## Exercise
All lines in the material below that contain "reach" should be located and copied.

## Record excerpts
--- START ---

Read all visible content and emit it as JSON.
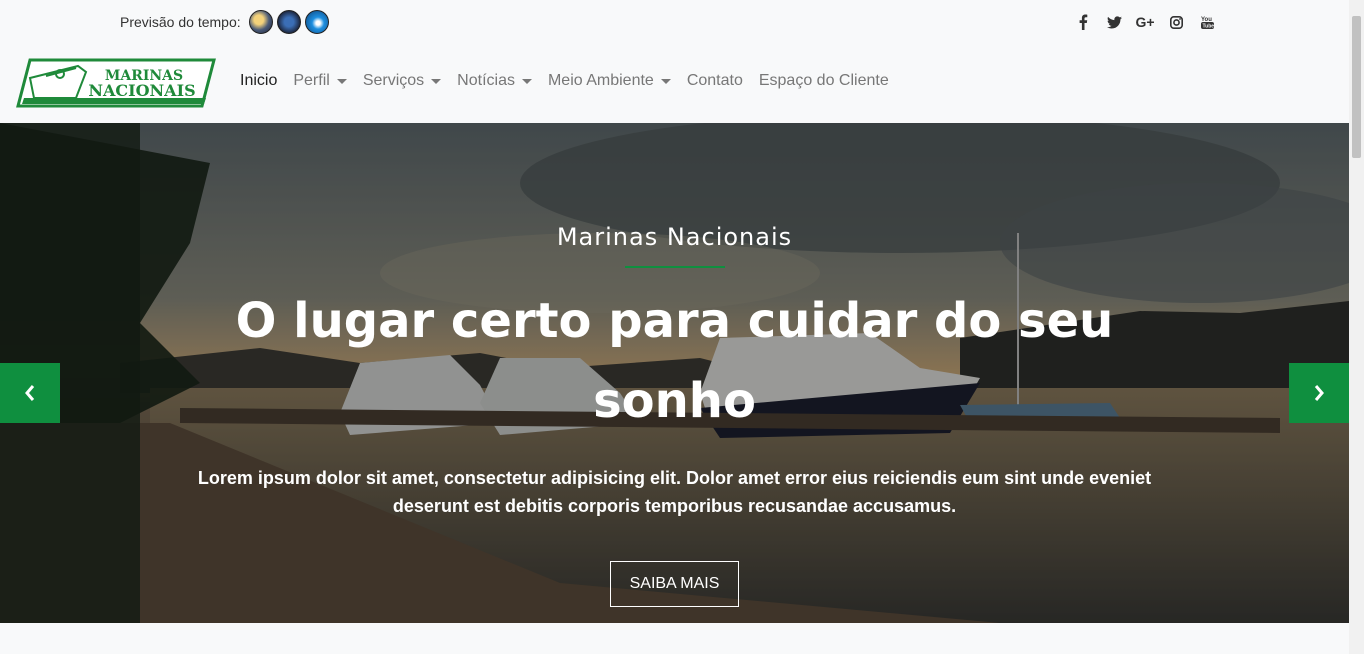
{
  "topbar": {
    "forecast_label": "Previsão do tempo:",
    "weather_icons": [
      "weather-sun-icon",
      "weather-cloud-icon",
      "weather-wave-icon"
    ],
    "social": [
      {
        "name": "facebook-icon",
        "glyph": "f"
      },
      {
        "name": "twitter-icon",
        "glyph": "🐦"
      },
      {
        "name": "google-plus-icon",
        "glyph": "G+"
      },
      {
        "name": "instagram-icon",
        "glyph": "◘"
      },
      {
        "name": "youtube-icon",
        "glyph": "▶"
      }
    ]
  },
  "logo": {
    "line1": "MARINAS",
    "line2": "NACIONAIS"
  },
  "nav": {
    "items": [
      {
        "label": "Inicio",
        "dropdown": false,
        "active": true
      },
      {
        "label": "Perfil",
        "dropdown": true
      },
      {
        "label": "Serviços",
        "dropdown": true
      },
      {
        "label": "Notícias",
        "dropdown": true
      },
      {
        "label": "Meio Ambiente",
        "dropdown": true
      },
      {
        "label": "Contato",
        "dropdown": false
      },
      {
        "label": "Espaço do Cliente",
        "dropdown": false
      }
    ]
  },
  "hero": {
    "subtitle": "Marinas Nacionais",
    "title": "O lugar certo para cuidar do seu sonho",
    "text": "Lorem ipsum dolor sit amet, consectetur adipisicing elit. Dolor amet error eius reiciendis eum sint unde eveniet deserunt est debitis corporis temporibus recusandae accusamus.",
    "button": "SAIBA MAIS"
  },
  "colors": {
    "accent": "#0f8f3f"
  }
}
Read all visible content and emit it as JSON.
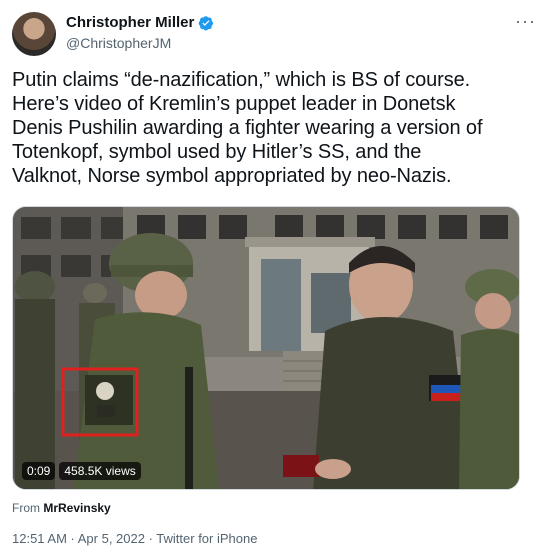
{
  "author": {
    "name": "Christopher Miller",
    "handle": "@ChristopherJM",
    "verified": true,
    "more_menu_icon": "ellipsis-icon"
  },
  "tweet": {
    "text": "Putin claims “de-nazification,” which is BS of course.\nHere’s video of Kremlin’s puppet leader in Donetsk\nDenis Pushilin awarding a fighter wearing a version of\nTotenkopf, symbol used by Hitler’s SS, and the\nValknot, Norse symbol appropriated by neo-Nazis."
  },
  "video": {
    "duration": "0:09",
    "views": "458.5K views",
    "highlight_color": "#e0201e"
  },
  "source": {
    "prefix": "From",
    "name": "MrRevinsky"
  },
  "meta": {
    "timestamp": "12:51 AM · Apr 5, 2022 · Twitter for iPhone"
  },
  "colors": {
    "verified_blue": "#1d9bf0",
    "secondary_text": "#536471"
  }
}
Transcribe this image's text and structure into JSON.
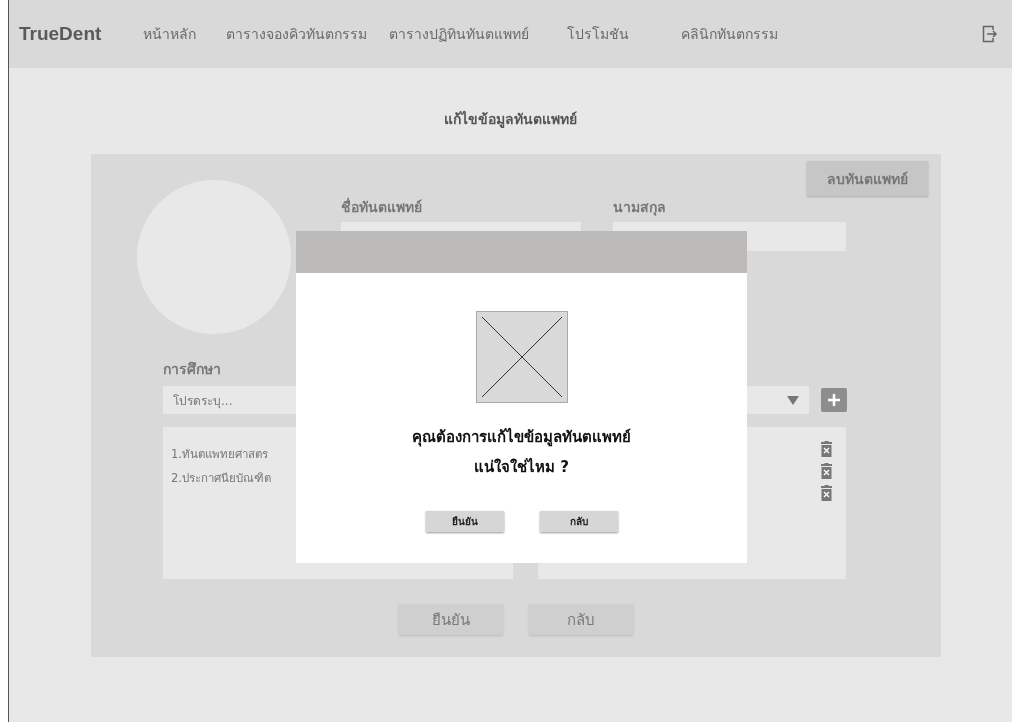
{
  "nav": {
    "brand": "TrueDent",
    "items": [
      {
        "label": "หน้าหลัก",
        "selected": false
      },
      {
        "label": "ตารางจองคิวทันตกรรม",
        "selected": false
      },
      {
        "label": "ตารางปฏิทินทันตแพทย์",
        "selected": false
      },
      {
        "label": "โปรโมชัน",
        "selected": false
      },
      {
        "label": "คลินิกทันตกรรม",
        "selected": false
      }
    ]
  },
  "page_title": "แก้ไขข้อมูลทันตแพทย์",
  "form": {
    "delete_button": "ลบทันตแพทย์",
    "first_name_label": "ชื่อทันตแพทย์",
    "last_name_label": "นามสกุล",
    "education_label": "การศึกษา",
    "education_select": {
      "placeholder": "โปรดระบุ..."
    },
    "education_items": [
      "1.ทันตแพทยศาสตร",
      "2.ประกาศนียบัณฑิต"
    ],
    "buttons": [
      "ยืนยัน",
      "กลับ"
    ]
  },
  "modal": {
    "message_lines": [
      "คุณต้องการแก้ไขข้อมูลทันตแพทย์",
      "แน่ใจใช่ไหม ?"
    ],
    "buttons": [
      "ยืนยัน",
      "กลับ"
    ]
  }
}
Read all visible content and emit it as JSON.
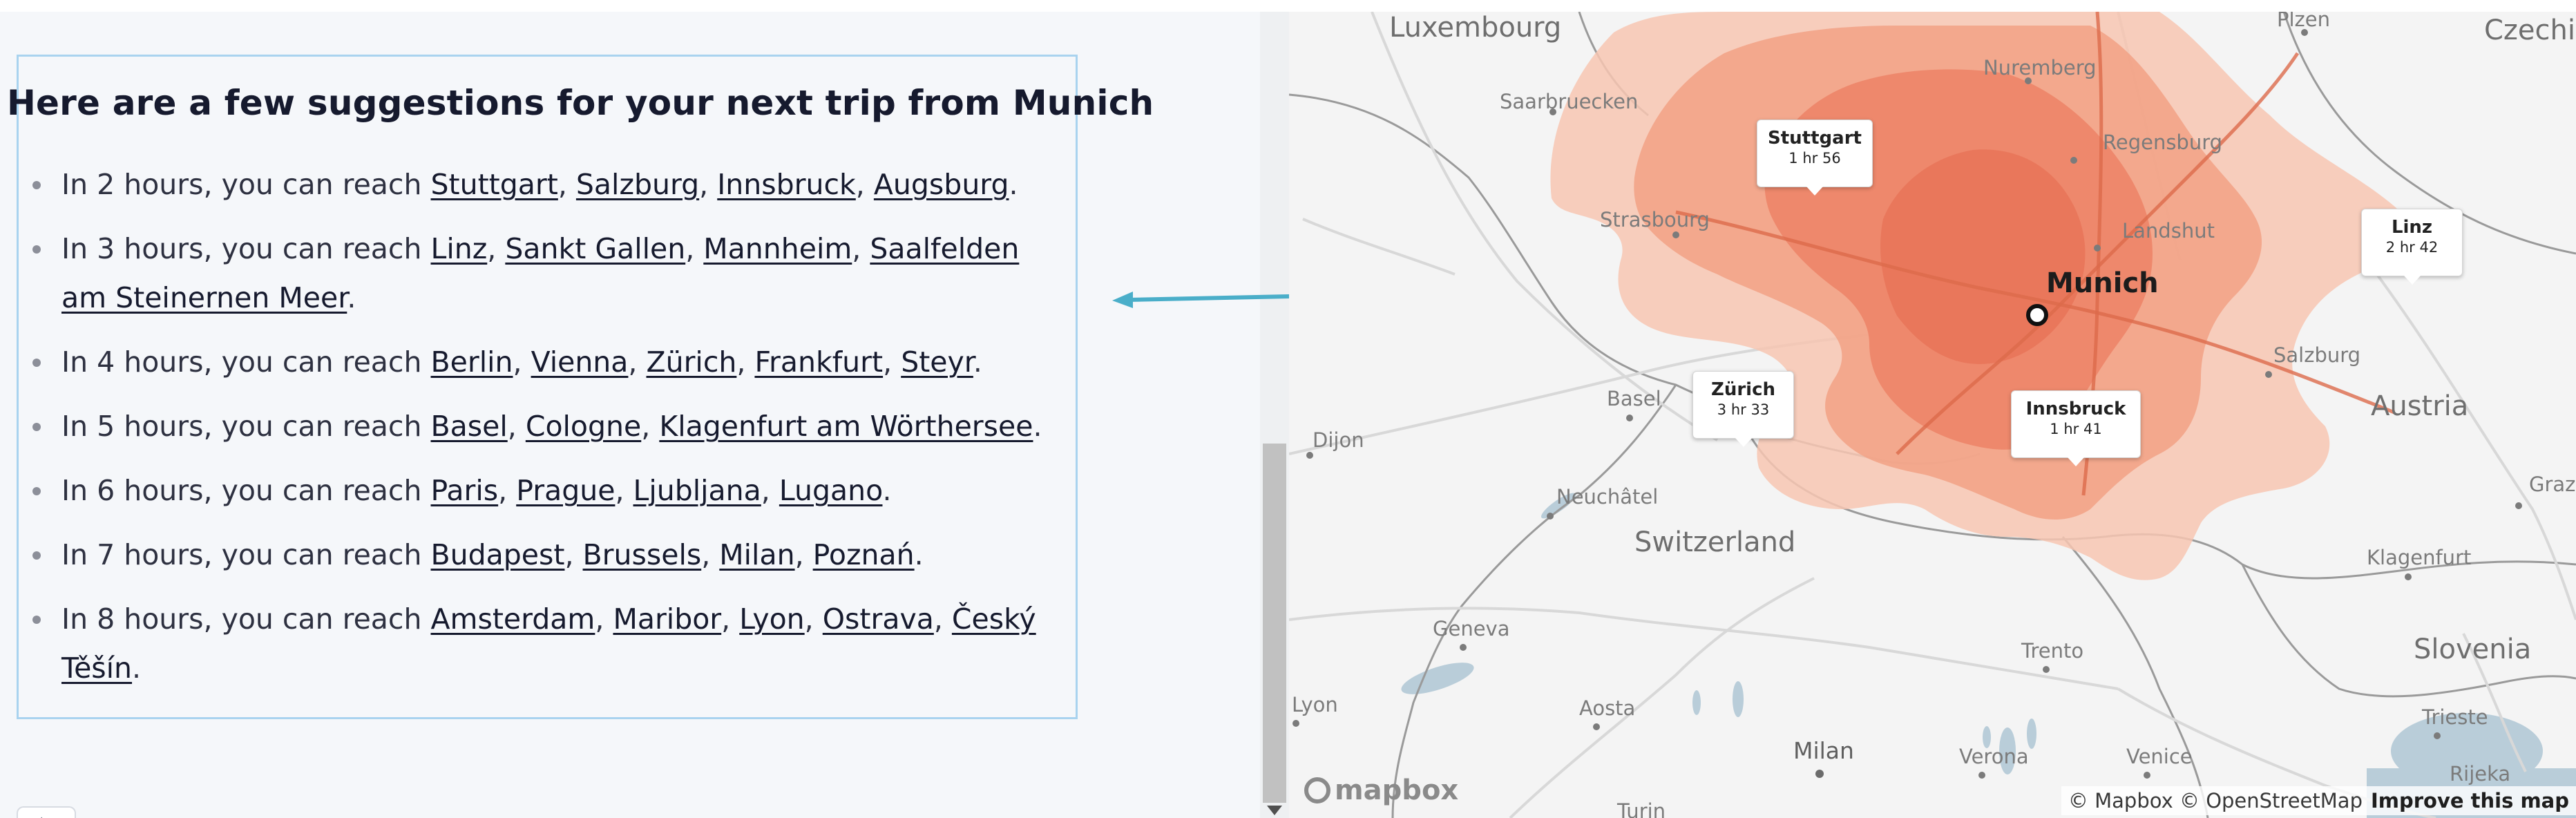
{
  "suggestions": {
    "title": "Here are a few suggestions for your next trip from Munich",
    "rows": [
      {
        "prefix": "In 2 hours, you can reach",
        "cities": [
          "Stuttgart",
          "Salzburg",
          "Innsbruck",
          "Augsburg"
        ]
      },
      {
        "prefix": "In 3 hours, you can reach",
        "cities": [
          "Linz",
          "Sankt Gallen",
          "Mannheim",
          "Saalfelden am Steinernen Meer"
        ]
      },
      {
        "prefix": "In 4 hours, you can reach",
        "cities": [
          "Berlin",
          "Vienna",
          "Zürich",
          "Frankfurt",
          "Steyr"
        ]
      },
      {
        "prefix": "In 5 hours, you can reach",
        "cities": [
          "Basel",
          "Cologne",
          "Klagenfurt am Wörthersee"
        ]
      },
      {
        "prefix": "In 6 hours, you can reach",
        "cities": [
          "Paris",
          "Prague",
          "Ljubljana",
          "Lugano"
        ]
      },
      {
        "prefix": "In 7 hours, you can reach",
        "cities": [
          "Budapest",
          "Brussels",
          "Milan",
          "Poznań"
        ]
      },
      {
        "prefix": "In 8 hours, you can reach",
        "cities": [
          "Amsterdam",
          "Maribor",
          "Lyon",
          "Ostrava",
          "Český Těšín"
        ]
      }
    ]
  },
  "panel": {
    "collapse_glyph": "‹"
  },
  "map": {
    "origin": "Munich",
    "callouts": [
      {
        "name": "Stuttgart",
        "time": "1 hr 56"
      },
      {
        "name": "Linz",
        "time": "2 hr 42"
      },
      {
        "name": "Zürich",
        "time": "3 hr 33"
      },
      {
        "name": "Innsbruck",
        "time": "1 hr 41"
      }
    ],
    "countries": [
      "Luxembourg",
      "Czechia",
      "Switzerland",
      "Austria",
      "Slovenia"
    ],
    "cities": [
      "Saarbruecken",
      "Nuremberg",
      "Plzen",
      "Regensburg",
      "Strasbourg",
      "Landshut",
      "Salzburg",
      "Basel",
      "Dijon",
      "Neuchâtel",
      "Graz",
      "Klagenfurt",
      "Geneva",
      "Trento",
      "Lyon",
      "Aosta",
      "Trieste",
      "Verona",
      "Venice",
      "Rijeka",
      "Turin"
    ],
    "big_cities": [
      "Milan"
    ],
    "logo_text": "mapbox",
    "attribution": "© Mapbox © OpenStreetMap",
    "improve_link": "Improve this map",
    "colors": {
      "isochrone_outer": "#f7c5b1",
      "isochrone_mid": "#f2a185",
      "isochrone_inner": "#ec7d62",
      "land": "#f4f4f4",
      "water": "#b9cdd9",
      "arrow": "#4aaec9",
      "box_border": "#a9d3ef"
    }
  }
}
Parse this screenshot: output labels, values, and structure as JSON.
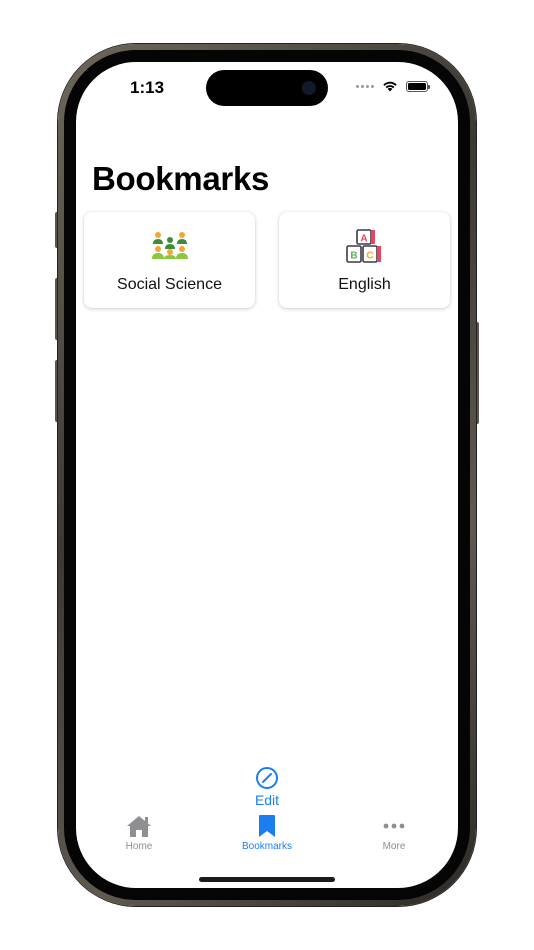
{
  "status_bar": {
    "time": "1:13"
  },
  "page": {
    "title": "Bookmarks"
  },
  "bookmarks": [
    {
      "label": "Social Science",
      "icon": "people-group-icon"
    },
    {
      "label": "English",
      "icon": "abc-blocks-icon"
    }
  ],
  "edit": {
    "label": "Edit",
    "icon": "edit-pencil-circle-icon"
  },
  "tabs": [
    {
      "label": "Home",
      "icon": "house-icon",
      "active": false
    },
    {
      "label": "Bookmarks",
      "icon": "bookmark-icon",
      "active": true
    },
    {
      "label": "More",
      "icon": "ellipsis-icon",
      "active": false
    }
  ],
  "colors": {
    "accent": "#1a7df0",
    "inactive_tab": "#8e8e93",
    "people_orange": "#f0a830",
    "people_green": "#3d8c3a",
    "people_lightgreen": "#8cc63f",
    "block_red": "#e8455f",
    "block_dark": "#3a3a4a"
  }
}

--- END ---

## Task answer
        "prefix": "In 2 hours, you can reach",
        "prefix": "In 3 hours, you can reach",
        "prefix": "In 4 hours, you can reach",
        "prefix": "In 5 hours, you can reach",
        "prefix": "In 6 hours, you can reach",
        "prefix": "In 7 hours, you can reach",
        "prefix": "In 8 hours, you can reach",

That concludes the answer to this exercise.